Julie Motz, a Reiki master was hired by Oz to stand in the operating room so she can harness “the body’s own energy to help patients survive risky operations, such as heart transplants.”

Oz admits that there is no purely scientific data that Reiki works, but that’s not the point. The nature of complementary, or alternative medicine, is to make people feel comfortable. “Not everything that's measured is important, and not everything that's important can be measured,” he told the New York Daily News.

The same thing happens on his show: Oz will incorporate both alternative and scientifically-proven therapies without drawing a fine line between the two, a tactic that can confuse his television viewers.

A Heart Surgeon Or TV Celebrity?

There are two versions of Dr. Oz: Dr. Oz the heart surgeon and Dr. Oz the TV doctor. Oz is a reputable member of the medical community with excellent credentials, but many are skeptical as to why he is using his reputation to promote treatments and therapies that may be “bogus.”

"It appears there are two versions of Dr. Oz: the scientist and the showman," said Skeptical Scalpel, physician blogger to the Daily Briefing.

Richie Bryne, the full-time warm up comedian on Oz’s staff, serves to add a twist of comedy on a show where health can be a nerve-wrecking topic for studio audience members. “If you see something you want to react to, do it,” says Bryne to the audience before the taping of every show. Bryne doesn’t appear on the broadcast version of the show, but he gets the crowd going with a loud and raucous call to action: “Are you ready for Dr. Oz?”

After the warm up, Oz energetically comes on to take center stage and the audience members give him a standing ovation. Each and every show he sports the same outfit: blue scrubs and purple gloves. He’s a showman, communicating wonky aspects of medicine in a fun, exciting way, accompanied by vivid graphics of organs on the big screen behind him. He really does educate the American public about health issues.

But for some, the showmanship can undermine his legitimacy. It can be hard to take seriously a doctor who follows a comedian.

Behind The Scenes And On The Scene

I wanted to see “America’s doctor” in action, so I went to the ABC Studios for an afternoon taping of The Dr. Oz Show. On the show, I would not only be an audience member but also a participant for a “musical chairs” segment. They don’t tell you the exact nature of the segment, so you never know what will be discussed.

The set of The Dr. Oz Show was vivid, full of color, and even included an inflatable bounce-house with a ball pit, making the set seem like an indoor amusement park for kids, not a health talk show for adults. The atmosphere defied the conventional setting of a doctor’s office, filled with gimmicks that the audience would be a part of — it was more game show than clinic.

On the set of The Dr. Oz Show at ABC Studios
On the set of The Dr. Oz Show at ABC Studios. Lizette Borreli

As the show is on its fifth season, the creators have said the brand-new season will include “...new stars, simple solutions and loads of surprises along the way.”

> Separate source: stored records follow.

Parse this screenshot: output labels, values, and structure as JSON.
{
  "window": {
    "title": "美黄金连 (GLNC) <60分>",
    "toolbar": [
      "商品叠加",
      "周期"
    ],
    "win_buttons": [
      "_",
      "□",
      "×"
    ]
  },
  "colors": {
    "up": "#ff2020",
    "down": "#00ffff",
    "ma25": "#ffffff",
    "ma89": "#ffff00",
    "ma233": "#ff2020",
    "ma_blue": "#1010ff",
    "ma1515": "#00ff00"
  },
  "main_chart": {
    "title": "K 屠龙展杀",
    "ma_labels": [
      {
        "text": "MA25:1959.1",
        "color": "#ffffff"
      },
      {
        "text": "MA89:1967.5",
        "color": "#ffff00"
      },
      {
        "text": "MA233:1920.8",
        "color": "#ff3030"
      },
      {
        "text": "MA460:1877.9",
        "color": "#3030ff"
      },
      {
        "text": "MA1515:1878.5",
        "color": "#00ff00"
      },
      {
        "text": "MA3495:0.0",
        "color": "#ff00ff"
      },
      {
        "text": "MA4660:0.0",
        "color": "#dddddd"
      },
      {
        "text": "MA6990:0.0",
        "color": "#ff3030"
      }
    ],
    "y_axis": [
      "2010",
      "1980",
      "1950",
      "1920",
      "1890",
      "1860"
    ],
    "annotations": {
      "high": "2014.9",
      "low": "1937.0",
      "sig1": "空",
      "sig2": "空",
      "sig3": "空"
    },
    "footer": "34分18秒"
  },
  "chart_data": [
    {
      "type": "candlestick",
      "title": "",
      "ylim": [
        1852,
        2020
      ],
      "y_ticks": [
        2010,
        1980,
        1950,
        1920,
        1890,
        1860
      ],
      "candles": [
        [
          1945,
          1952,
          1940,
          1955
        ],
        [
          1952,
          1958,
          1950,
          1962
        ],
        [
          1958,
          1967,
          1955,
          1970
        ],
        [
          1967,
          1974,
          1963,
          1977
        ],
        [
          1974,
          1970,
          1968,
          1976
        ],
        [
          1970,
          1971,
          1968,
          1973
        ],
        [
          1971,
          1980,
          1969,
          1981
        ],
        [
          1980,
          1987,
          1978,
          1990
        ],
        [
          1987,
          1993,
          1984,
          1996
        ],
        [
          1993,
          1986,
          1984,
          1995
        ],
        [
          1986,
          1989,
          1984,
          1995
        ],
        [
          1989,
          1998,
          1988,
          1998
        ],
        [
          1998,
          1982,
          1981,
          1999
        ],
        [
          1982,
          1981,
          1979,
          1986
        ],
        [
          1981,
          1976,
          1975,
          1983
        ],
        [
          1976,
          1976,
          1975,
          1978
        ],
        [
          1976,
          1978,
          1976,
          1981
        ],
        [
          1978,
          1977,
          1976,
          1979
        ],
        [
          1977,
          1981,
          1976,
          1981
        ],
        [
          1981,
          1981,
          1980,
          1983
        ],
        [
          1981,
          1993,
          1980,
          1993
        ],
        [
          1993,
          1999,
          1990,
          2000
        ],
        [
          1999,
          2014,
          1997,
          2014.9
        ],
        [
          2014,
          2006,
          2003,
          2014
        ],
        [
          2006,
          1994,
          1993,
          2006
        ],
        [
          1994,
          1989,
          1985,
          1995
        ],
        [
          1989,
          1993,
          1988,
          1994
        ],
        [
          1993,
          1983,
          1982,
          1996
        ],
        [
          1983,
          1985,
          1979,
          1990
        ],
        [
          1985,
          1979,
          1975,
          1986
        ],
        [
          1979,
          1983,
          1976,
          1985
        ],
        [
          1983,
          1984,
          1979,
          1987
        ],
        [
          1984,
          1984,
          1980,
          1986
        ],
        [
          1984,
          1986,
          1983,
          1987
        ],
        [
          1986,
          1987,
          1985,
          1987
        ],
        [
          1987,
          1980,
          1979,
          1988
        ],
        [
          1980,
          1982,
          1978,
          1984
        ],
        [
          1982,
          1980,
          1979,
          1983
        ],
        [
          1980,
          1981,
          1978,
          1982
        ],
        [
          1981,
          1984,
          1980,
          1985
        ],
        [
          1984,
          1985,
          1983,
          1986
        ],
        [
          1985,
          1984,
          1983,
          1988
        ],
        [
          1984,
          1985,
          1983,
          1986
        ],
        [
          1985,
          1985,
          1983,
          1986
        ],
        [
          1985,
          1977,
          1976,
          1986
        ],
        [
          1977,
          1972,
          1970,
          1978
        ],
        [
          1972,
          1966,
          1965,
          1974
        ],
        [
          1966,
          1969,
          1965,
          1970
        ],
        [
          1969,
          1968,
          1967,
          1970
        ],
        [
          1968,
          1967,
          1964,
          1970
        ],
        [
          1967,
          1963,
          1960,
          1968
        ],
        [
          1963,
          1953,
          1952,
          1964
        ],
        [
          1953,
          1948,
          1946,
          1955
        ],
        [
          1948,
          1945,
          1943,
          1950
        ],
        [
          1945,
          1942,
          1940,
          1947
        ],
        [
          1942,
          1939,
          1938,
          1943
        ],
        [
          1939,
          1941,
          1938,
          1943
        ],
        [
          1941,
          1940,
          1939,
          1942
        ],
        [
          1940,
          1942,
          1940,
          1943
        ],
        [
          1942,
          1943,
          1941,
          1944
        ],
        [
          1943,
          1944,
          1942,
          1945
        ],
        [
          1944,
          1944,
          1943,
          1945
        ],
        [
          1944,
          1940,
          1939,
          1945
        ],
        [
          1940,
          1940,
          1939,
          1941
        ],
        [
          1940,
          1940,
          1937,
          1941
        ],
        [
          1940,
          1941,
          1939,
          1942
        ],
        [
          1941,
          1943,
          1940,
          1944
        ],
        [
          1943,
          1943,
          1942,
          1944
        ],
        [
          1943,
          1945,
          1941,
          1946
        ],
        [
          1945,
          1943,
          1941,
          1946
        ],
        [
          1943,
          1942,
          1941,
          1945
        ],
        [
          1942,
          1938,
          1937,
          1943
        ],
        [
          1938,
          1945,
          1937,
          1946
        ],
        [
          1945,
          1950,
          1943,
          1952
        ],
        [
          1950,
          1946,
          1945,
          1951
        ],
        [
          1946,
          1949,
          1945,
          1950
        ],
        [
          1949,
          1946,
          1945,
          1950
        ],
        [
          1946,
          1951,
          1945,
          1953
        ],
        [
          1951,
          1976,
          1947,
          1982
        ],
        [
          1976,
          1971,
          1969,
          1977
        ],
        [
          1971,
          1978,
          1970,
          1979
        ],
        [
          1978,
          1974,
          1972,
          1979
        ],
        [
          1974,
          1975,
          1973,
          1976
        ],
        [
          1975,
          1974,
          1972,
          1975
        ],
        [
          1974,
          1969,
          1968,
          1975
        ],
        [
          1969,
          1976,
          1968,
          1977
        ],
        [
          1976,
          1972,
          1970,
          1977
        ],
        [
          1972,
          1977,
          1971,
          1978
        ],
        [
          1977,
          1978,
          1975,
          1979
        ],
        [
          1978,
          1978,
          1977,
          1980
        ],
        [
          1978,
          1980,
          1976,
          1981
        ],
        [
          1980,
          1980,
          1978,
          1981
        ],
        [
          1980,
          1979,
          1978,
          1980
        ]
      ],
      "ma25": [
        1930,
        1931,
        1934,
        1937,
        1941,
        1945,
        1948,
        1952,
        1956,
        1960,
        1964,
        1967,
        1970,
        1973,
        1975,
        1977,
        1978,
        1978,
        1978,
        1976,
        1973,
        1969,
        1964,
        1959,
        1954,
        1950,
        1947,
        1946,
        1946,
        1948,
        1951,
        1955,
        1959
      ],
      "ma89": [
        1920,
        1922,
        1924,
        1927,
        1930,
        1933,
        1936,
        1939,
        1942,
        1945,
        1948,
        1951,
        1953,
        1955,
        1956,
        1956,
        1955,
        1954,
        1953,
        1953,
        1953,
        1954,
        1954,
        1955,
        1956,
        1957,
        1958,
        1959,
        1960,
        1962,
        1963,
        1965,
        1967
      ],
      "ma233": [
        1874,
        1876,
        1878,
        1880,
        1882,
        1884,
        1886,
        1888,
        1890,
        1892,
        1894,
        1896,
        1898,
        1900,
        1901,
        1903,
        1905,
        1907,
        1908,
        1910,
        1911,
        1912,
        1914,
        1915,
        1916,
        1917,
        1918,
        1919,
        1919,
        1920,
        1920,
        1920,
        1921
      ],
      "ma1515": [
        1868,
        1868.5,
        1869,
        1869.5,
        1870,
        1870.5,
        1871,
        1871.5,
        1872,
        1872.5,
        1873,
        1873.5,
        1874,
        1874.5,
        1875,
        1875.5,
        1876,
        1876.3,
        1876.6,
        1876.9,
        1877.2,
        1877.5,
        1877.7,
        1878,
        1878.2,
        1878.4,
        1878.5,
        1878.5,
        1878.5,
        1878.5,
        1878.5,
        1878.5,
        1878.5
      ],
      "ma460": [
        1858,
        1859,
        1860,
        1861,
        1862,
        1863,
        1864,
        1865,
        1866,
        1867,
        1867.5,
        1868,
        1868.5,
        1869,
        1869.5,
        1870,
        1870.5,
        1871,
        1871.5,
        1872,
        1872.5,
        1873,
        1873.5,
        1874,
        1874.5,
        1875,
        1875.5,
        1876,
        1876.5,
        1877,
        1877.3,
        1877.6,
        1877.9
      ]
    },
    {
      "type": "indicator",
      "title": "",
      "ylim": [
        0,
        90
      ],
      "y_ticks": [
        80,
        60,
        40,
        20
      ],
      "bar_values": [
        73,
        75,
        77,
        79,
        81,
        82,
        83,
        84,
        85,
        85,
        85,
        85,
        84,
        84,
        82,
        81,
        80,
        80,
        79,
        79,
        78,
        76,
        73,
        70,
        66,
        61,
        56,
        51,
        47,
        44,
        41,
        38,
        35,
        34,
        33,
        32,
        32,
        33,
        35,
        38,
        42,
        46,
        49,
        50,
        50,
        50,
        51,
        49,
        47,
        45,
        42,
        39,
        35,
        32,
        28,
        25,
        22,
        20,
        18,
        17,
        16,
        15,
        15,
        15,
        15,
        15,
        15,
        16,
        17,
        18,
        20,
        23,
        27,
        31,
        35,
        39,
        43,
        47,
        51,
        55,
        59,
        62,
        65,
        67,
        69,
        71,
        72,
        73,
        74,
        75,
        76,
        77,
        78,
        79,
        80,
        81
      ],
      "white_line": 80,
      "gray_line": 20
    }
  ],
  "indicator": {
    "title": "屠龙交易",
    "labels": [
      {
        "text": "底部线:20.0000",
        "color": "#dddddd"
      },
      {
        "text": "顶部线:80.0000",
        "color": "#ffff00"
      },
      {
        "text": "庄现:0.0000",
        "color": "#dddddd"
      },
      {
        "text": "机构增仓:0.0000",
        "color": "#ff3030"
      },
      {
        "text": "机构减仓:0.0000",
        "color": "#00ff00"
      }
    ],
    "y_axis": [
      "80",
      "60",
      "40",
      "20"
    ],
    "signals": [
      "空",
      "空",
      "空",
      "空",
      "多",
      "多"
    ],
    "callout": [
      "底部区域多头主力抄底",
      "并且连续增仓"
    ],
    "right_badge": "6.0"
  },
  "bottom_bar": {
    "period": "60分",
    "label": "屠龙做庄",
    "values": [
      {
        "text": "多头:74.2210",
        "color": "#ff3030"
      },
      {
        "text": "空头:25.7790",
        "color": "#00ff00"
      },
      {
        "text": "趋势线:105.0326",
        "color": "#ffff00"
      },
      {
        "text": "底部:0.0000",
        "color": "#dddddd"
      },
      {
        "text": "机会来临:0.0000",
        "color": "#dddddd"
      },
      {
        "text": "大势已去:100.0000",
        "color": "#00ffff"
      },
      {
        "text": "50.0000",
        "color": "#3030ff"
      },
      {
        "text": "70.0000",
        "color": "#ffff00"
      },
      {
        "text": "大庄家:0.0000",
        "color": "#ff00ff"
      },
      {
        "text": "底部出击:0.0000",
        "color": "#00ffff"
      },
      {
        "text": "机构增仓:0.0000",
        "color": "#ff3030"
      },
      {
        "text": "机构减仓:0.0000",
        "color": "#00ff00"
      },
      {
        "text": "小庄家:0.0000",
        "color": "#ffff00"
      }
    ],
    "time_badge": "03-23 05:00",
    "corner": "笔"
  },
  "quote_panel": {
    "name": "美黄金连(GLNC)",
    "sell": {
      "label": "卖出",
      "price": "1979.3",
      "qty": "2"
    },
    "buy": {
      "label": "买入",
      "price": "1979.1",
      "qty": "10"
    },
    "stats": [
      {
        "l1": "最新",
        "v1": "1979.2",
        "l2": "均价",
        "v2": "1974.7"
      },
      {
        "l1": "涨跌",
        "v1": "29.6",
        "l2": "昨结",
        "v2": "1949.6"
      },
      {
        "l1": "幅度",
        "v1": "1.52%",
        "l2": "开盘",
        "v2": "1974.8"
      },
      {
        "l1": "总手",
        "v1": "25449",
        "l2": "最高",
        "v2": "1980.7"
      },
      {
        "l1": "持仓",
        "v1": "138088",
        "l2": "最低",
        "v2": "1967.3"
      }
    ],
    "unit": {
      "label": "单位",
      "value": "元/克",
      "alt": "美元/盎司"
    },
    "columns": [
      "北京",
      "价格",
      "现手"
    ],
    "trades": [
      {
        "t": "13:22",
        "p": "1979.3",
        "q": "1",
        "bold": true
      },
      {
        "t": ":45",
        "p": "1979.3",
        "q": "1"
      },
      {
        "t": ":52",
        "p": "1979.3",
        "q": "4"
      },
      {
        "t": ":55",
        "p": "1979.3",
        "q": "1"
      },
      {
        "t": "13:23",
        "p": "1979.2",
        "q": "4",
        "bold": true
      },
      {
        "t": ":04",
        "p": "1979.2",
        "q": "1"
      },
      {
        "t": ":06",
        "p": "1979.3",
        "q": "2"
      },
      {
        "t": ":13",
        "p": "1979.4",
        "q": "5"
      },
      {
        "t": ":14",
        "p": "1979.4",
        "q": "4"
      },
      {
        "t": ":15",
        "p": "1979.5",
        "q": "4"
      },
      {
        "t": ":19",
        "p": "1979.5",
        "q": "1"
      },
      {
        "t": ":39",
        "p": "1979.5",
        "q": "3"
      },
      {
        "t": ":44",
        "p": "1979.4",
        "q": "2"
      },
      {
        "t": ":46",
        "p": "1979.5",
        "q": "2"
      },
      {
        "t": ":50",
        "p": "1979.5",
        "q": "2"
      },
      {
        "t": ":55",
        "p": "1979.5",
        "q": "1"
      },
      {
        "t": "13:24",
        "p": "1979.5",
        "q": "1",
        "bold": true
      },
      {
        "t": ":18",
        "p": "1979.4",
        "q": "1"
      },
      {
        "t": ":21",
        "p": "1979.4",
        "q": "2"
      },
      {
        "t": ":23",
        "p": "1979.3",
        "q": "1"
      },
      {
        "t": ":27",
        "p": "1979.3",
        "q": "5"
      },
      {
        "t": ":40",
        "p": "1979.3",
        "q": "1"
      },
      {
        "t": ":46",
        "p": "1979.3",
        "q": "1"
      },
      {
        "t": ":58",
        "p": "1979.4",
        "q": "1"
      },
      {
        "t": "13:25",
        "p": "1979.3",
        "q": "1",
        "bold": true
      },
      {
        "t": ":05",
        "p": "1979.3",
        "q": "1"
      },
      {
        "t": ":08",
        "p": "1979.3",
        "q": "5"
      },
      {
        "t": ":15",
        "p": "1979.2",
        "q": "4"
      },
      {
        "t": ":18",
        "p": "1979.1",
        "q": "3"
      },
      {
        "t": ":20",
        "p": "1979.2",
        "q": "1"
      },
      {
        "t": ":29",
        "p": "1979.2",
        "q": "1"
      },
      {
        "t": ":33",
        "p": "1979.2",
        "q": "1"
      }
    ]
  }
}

In the last five minutes before coming back from a commercial break, I was told by the producers that I would compete with four other participants in musical chairs. The game was used as a metaphor for what happens to your metabolism when you skip meals or make unhealthy food choices throughout the day. Scrimmaging along with four other participants to find a seat before the music stops was a fun challenge, and I felt like I learned something. I could even imagine that the millions of viewers who tune in everyday at home to watch Oz in action may have learned something, too.

Nevertheless, my experiences made it clear to me: on TV, not everything can be taken at face value or easily be translated into black and white. Dr. Oz may be a doctor, but he’s also out for ratings. So take what he says with a grain of salt, and make sure to talk to your (non-celebrity) doctor before committing fully to anything he says.